Friday, April 15, 2011

Pieces of the Past from My Own Past

         As we've discussed previously, our relatives in the past were very good at finding ways to be thrifty and re-use things    My daddy's mother left a legacy of some charming pieces and I was so fortunate to become their caretaker.  When the family was sorting through all the things that come with closing a home, I was asked what I would like to have.  It was from her yard and pieces of her handwork.  This was, and is, how I remember her.

       She was the consummate gardener who could make anything grow...her garden was a collection of all the old-fashioned beauties:  roses, irises, lilacs, hollyhocks, poppies. phlox...from spring through frost, in the driest part of southwestern Oklahoma, her entire yard was a kaleidescope of colors and fragrance, each bed edged in the tidy borders she remembered  from her South Carolina roots.

       Each evening, weather permitting, she would sit on the porch after dinner so we could visit...always with a piece of handwork, the current bit of her endless creations.  No one else was interested in these treasures...I got everything there...and still cherish them.  One of the surprises in all this came along some years ago.

       She had crocheted an edging around a set of damask napkins, so I chose to use these for our family holiday dinners.  Washing and ironing were standard afterwards; I was surprised one day when I shook one of them out.  When I held it up to the light I saw some very faint lettering here and there on the napkin.  It was in block letters and printed outside the woven damask pattern (the only place I could was almost like trying to read shadows!)


        The damask fabric must have started its life as flour or sugar sacks?  The pattern was done on the sack in squares so it could be used that way?   I'm still not sure, but what little research I've done indicated there were finer fabrics which were used for handkerchiefs or baby why not!  I tried hard to photograph some of the lettering to share, but it is so faint now that the camera wouldn't capture it.

       Maybe one day we'll find out!

        I'm a life-long lover of gloves.  To me they are (were) the finishing touch to a special outfit.  These are a special treasure of my grandmother's.

       Life can hand people lots of hardships; unfortunately my grandmother was left on her own to raise two small boys, my father and uncle, during the Depression.  She worked at anything she could find, mostly cleaning and washing for people, in a time when it was hard to keep a roof overhead and food on the table.  There was nothing left for the niceities.

        She kept her small family in church...and no lady ever went to church without hat and gloves.  I suspect that these were something she created during a time when she had little else...and probably were a blessing to cover hands that had washed and scrubbed all week.  I am so very proud to have these...they make me feel that I have come from a strong line of women!

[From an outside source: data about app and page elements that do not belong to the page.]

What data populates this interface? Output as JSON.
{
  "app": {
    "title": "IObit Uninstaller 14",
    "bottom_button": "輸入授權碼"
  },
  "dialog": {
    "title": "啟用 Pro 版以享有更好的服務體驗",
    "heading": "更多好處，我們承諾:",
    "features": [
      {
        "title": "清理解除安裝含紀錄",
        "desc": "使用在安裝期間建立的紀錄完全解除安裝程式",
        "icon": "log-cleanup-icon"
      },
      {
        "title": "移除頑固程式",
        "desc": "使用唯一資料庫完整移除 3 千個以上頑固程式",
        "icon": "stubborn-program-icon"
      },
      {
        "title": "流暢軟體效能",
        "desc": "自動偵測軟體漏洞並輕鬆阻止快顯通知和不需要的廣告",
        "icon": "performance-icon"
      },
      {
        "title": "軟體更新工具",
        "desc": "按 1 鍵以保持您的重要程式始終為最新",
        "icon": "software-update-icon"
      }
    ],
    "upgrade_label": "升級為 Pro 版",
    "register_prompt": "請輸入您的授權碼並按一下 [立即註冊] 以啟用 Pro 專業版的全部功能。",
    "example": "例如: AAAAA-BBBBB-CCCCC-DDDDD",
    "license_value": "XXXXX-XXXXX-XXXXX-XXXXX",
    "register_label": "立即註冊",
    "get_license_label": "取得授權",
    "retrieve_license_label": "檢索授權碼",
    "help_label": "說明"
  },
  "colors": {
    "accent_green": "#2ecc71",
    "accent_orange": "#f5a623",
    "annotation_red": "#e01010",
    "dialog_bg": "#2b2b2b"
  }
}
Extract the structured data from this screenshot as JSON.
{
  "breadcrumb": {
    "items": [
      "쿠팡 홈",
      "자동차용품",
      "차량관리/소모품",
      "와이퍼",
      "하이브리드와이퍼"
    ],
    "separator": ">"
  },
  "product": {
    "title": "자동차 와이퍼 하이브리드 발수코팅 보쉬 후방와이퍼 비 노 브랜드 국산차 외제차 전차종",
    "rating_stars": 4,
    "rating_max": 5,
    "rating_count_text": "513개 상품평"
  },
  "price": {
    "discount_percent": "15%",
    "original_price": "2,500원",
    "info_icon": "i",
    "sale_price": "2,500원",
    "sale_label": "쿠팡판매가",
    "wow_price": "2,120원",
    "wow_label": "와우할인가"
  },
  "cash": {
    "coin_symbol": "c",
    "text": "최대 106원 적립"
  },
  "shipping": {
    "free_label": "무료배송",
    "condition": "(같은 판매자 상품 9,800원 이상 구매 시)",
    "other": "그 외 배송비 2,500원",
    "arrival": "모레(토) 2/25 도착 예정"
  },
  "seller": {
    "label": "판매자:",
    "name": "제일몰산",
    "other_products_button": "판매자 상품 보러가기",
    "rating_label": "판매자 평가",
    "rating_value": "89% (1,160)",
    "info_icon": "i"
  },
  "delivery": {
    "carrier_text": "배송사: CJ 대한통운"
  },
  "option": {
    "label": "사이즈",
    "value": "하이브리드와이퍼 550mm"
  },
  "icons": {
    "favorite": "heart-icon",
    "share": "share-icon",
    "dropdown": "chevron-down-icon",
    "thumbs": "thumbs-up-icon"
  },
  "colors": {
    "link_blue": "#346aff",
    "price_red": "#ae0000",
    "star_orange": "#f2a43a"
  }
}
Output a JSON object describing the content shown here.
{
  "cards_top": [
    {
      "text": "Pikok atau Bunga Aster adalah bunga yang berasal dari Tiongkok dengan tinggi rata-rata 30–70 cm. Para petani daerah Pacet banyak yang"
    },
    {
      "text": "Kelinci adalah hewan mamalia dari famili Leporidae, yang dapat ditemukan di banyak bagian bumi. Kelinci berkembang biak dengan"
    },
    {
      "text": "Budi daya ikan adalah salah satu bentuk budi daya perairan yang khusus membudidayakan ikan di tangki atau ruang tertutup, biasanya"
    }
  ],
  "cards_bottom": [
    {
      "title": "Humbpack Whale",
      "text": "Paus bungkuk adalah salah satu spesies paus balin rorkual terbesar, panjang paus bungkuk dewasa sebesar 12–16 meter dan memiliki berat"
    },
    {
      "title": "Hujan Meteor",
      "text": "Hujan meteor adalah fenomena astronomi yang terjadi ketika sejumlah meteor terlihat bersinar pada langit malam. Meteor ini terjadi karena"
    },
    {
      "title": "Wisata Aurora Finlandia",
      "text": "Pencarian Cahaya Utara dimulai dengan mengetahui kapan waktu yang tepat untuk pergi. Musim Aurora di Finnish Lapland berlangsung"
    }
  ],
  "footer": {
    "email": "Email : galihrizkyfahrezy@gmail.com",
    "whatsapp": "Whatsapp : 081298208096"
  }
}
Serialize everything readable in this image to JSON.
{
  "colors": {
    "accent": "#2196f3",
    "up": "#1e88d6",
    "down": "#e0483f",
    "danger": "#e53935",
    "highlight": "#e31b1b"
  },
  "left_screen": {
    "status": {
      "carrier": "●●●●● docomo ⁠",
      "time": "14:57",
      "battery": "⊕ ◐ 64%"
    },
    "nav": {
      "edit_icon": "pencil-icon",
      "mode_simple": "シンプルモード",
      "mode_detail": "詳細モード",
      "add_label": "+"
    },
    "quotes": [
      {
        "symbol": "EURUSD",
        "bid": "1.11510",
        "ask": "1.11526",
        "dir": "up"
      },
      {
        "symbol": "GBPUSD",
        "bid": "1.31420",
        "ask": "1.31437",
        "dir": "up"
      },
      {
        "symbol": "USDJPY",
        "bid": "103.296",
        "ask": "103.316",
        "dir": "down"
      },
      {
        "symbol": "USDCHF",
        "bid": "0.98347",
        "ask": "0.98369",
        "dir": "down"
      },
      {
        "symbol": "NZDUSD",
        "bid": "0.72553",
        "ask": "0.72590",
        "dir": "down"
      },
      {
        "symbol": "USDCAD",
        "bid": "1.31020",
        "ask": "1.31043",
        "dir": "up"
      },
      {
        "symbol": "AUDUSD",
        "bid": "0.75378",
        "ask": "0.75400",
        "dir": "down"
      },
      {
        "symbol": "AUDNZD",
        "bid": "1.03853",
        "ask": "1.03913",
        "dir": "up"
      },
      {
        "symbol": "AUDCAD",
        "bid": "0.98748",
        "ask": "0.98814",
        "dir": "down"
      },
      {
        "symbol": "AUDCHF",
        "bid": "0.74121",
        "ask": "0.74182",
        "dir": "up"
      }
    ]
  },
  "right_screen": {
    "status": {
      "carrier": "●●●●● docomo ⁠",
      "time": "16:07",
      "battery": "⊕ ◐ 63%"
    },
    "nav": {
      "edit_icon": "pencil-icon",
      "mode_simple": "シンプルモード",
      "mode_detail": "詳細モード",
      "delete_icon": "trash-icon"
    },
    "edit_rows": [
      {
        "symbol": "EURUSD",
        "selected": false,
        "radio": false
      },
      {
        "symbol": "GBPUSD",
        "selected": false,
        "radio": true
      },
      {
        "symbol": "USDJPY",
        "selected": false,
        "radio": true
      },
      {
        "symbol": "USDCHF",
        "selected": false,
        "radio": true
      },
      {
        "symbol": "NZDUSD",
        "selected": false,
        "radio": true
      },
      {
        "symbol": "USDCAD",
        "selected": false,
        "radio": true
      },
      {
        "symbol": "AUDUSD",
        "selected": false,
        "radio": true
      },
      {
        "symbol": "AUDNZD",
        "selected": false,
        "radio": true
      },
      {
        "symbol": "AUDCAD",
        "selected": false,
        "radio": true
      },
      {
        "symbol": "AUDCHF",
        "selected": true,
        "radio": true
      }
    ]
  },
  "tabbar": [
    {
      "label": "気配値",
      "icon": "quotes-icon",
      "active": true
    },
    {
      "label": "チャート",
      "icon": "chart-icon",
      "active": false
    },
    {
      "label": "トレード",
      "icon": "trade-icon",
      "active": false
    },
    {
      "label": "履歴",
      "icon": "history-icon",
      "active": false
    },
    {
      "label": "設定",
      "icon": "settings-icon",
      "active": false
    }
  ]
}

         This table runner/scarf is definitely a piece that can be dated...not an easy task sometimes!  Since it says "Christmas 1916", this must have been something she made not long after she married.   Several Oxyclean soaks haven't been able to take out all the spots and stains, so she must have used it over and over again.  Perhaps she put it out during those Depression years to be a background and "dress up" whatever she was able to provide for her young boys; perhaps she kept it to remind herself of happier times.

         She was a tall, large-boned woman (yep, I come from sturdy stock!) who was forever tucking a stray wisp of hair back over an ear.  She always wore a starched sunbonnet when she was outside and made it a point to teach me the wonders of a flower garden from my youngest years.  Sometimes I was even allowed to wear one of those sunbonnets!  It's a good Scottish/Irish heritage also includes the very fair skin that either burns or freckles!  Her everyday life was hard but what I remember most was her gentleness in teaching me to make hollyhock dolls, in showing me how to root cuttings from her roses or lilacs...or patiently teaching me the fine points of handwork.  

         One of her great disappointments in life was not being able to teach me to crochet...she just couldn't find a system that would work between a right-handed teacher and a left-handed granddaughter.   Her rough hands though could work magic with needle and thread; she worked deftly and quickly, so practiced that she could drop neither a word of conversation nor a stitch.  That vine-covered porch was always a peaceful place, even in the hot, dry summer.

         She saved bits and pieces of our family history for me great-grandfather's Civil War hatband, his papers, my grandfather's barber tools, and shared the stories with me that made them precious.  But those will be stories for a later time....   


No comments:

Post a Comment